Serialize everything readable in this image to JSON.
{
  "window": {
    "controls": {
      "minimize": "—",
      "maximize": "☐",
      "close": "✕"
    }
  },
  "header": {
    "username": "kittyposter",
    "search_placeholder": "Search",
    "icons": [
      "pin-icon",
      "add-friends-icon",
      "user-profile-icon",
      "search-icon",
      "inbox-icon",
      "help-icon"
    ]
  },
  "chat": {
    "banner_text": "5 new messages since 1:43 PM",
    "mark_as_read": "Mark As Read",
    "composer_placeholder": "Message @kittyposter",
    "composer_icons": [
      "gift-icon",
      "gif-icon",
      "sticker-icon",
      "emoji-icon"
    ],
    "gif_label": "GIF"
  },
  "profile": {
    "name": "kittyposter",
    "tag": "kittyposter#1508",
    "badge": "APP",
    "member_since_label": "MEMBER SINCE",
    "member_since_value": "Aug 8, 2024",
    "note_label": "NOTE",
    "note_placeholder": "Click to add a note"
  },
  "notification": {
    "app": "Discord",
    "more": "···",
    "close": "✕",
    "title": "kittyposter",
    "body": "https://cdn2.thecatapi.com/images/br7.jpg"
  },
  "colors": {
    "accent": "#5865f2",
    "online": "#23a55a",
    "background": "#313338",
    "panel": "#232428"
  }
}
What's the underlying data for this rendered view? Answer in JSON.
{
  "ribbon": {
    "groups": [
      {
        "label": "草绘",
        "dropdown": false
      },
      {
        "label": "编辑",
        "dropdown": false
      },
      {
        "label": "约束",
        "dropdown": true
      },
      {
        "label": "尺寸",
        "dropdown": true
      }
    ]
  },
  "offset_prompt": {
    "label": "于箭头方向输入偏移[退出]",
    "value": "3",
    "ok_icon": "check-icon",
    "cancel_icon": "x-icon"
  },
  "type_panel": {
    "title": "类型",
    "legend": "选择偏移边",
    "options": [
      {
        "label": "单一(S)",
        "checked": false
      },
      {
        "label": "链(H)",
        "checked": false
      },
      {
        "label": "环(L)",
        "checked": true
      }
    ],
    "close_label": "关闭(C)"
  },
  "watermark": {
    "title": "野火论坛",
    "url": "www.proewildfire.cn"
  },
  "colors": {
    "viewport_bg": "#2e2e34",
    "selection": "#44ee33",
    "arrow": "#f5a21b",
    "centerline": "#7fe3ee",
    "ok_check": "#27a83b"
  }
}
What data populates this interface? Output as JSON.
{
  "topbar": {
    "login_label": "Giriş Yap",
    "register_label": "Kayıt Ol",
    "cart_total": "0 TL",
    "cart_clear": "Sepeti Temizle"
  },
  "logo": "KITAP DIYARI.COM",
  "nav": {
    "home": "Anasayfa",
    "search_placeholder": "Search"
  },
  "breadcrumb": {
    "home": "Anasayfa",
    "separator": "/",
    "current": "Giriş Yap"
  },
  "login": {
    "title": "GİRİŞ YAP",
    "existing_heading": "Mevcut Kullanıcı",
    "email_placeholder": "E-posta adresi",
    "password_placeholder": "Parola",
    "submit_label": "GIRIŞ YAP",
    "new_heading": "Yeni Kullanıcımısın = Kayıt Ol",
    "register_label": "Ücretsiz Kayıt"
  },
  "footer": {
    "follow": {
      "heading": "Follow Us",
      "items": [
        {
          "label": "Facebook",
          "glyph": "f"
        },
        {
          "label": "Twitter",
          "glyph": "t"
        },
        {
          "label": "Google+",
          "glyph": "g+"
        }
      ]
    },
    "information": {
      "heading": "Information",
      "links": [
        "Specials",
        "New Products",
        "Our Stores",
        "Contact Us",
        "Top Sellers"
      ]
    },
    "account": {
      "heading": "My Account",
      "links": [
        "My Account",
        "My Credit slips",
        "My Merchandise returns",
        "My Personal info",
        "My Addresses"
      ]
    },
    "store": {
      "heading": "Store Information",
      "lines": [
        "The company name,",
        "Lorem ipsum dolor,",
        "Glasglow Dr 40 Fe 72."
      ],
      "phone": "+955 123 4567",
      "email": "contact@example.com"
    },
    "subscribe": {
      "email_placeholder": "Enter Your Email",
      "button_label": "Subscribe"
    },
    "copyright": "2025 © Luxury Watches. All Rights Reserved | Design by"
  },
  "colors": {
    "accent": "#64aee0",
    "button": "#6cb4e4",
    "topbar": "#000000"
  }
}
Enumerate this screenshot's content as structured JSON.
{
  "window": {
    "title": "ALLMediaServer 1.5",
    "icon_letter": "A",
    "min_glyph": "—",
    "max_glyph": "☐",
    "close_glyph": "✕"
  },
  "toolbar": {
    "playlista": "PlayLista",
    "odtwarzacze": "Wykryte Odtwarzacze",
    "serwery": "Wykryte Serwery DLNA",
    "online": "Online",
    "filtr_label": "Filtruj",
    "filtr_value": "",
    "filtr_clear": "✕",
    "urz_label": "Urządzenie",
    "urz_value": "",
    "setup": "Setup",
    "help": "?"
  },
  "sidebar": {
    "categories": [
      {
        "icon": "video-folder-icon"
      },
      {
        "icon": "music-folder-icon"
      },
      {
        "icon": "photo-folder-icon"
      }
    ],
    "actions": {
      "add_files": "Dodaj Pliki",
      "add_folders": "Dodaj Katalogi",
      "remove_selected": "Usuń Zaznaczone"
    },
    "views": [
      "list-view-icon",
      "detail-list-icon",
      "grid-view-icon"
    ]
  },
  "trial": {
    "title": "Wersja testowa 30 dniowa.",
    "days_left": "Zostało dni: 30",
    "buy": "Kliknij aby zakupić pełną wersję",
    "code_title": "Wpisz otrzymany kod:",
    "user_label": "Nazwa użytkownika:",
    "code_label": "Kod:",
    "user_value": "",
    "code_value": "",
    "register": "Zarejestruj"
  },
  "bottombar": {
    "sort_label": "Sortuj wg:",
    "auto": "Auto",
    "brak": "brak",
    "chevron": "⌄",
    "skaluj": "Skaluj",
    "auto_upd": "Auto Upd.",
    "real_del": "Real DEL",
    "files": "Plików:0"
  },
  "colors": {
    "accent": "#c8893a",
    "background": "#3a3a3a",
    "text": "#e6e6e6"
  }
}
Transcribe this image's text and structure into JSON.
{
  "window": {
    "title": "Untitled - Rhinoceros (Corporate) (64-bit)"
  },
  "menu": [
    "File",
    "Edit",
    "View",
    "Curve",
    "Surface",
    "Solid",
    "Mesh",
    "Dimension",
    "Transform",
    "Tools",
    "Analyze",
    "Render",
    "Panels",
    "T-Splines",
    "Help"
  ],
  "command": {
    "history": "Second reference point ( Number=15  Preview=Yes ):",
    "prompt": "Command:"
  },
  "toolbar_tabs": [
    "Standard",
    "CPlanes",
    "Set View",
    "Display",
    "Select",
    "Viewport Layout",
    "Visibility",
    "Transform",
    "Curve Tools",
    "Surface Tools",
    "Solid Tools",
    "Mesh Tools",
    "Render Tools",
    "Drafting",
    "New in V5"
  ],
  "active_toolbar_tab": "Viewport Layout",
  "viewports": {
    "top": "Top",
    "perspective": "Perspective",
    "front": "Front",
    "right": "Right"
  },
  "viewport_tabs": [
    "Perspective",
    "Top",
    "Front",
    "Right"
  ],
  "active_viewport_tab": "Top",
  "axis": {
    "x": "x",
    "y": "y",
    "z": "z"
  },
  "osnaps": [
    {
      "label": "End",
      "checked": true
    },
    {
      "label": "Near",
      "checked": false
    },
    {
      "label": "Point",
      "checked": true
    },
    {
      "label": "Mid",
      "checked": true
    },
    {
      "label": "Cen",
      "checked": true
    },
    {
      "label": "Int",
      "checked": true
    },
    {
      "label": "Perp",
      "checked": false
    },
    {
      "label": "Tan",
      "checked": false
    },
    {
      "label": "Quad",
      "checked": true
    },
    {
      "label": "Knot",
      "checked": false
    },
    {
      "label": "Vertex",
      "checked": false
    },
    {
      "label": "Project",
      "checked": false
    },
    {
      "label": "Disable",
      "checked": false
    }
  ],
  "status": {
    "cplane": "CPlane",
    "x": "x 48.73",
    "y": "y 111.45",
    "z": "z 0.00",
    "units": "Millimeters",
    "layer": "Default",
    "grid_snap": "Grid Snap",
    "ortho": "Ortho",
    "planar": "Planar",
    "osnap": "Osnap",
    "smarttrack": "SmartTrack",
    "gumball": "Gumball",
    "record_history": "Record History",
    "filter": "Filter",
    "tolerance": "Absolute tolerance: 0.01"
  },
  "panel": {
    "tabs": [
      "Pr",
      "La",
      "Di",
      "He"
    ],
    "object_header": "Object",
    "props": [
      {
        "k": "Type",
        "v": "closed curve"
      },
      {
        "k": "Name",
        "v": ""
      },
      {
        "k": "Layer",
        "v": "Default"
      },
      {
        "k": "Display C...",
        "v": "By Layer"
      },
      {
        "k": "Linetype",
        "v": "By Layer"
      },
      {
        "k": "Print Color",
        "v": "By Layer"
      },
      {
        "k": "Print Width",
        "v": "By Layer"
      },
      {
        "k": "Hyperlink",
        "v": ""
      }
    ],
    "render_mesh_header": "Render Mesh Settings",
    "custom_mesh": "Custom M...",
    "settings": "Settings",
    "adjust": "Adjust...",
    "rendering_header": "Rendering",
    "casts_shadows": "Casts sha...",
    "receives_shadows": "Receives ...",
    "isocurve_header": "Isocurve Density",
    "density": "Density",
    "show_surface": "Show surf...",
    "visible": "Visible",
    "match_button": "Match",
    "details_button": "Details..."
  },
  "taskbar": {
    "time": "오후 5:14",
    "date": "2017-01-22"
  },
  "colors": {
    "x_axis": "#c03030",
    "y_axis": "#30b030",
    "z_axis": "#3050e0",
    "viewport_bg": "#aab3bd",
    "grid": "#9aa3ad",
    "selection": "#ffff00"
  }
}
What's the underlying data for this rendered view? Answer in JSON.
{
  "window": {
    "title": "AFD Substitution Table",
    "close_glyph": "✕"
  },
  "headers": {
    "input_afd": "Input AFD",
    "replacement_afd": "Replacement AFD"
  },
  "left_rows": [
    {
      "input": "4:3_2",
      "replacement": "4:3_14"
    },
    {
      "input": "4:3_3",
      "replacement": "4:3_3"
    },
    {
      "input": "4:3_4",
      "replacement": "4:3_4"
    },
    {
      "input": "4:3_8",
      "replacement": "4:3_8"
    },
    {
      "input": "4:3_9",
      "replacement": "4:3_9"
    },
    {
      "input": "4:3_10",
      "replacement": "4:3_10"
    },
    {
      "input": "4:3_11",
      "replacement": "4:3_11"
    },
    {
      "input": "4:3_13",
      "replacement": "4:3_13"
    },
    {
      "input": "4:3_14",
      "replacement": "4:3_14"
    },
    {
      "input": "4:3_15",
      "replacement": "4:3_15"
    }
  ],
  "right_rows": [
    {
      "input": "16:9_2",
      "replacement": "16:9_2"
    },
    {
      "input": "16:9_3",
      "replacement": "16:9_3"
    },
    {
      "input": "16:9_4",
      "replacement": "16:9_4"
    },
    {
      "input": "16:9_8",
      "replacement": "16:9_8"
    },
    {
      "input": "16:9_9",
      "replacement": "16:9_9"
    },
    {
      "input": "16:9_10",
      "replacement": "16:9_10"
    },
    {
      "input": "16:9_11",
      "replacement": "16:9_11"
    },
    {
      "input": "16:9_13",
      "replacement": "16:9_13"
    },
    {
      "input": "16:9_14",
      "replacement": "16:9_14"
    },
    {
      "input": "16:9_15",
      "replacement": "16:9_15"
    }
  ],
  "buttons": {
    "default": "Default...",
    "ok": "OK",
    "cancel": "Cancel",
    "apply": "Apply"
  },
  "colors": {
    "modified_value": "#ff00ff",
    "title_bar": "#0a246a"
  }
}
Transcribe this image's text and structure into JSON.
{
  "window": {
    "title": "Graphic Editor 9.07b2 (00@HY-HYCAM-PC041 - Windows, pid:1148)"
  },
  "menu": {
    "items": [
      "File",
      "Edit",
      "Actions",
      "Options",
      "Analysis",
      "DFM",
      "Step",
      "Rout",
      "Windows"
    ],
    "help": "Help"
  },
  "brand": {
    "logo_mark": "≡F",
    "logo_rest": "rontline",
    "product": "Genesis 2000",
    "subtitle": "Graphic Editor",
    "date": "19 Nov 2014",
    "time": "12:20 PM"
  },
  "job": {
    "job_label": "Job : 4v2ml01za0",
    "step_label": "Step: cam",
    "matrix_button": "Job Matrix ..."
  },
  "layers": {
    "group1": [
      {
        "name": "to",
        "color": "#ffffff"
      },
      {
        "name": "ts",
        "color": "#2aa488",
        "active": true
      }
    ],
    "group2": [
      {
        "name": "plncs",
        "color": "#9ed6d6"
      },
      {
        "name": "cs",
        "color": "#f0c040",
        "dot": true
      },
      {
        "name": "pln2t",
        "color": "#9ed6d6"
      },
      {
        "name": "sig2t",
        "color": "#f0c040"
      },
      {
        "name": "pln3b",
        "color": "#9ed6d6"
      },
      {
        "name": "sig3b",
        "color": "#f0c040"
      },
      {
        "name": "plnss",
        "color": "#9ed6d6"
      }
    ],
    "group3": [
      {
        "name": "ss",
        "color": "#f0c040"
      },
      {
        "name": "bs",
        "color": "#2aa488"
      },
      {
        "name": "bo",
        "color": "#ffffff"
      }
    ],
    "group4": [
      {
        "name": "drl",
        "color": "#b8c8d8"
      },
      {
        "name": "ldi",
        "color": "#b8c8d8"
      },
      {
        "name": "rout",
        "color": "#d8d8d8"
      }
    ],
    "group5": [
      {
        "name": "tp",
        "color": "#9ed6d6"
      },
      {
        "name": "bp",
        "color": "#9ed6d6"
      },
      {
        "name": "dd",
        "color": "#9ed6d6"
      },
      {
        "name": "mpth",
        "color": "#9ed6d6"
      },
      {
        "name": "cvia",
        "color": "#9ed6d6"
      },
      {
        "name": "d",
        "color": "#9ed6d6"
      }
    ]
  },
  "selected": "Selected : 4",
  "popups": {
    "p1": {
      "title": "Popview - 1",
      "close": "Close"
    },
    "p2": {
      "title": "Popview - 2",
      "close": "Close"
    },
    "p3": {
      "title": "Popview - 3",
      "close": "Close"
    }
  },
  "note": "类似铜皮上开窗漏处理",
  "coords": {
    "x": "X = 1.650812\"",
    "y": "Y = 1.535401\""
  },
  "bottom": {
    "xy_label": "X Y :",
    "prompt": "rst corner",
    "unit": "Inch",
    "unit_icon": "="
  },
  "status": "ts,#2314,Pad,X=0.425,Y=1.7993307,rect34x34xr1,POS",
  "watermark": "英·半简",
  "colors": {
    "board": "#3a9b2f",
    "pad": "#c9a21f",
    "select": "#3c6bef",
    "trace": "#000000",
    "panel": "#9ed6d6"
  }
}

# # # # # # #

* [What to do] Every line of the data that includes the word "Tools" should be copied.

* [Solved exercise]
    "Tools",
    "Curve Tools",
    "Surface Tools",
    "Solid Tools",
    "Mesh Tools",
    "Render Tools",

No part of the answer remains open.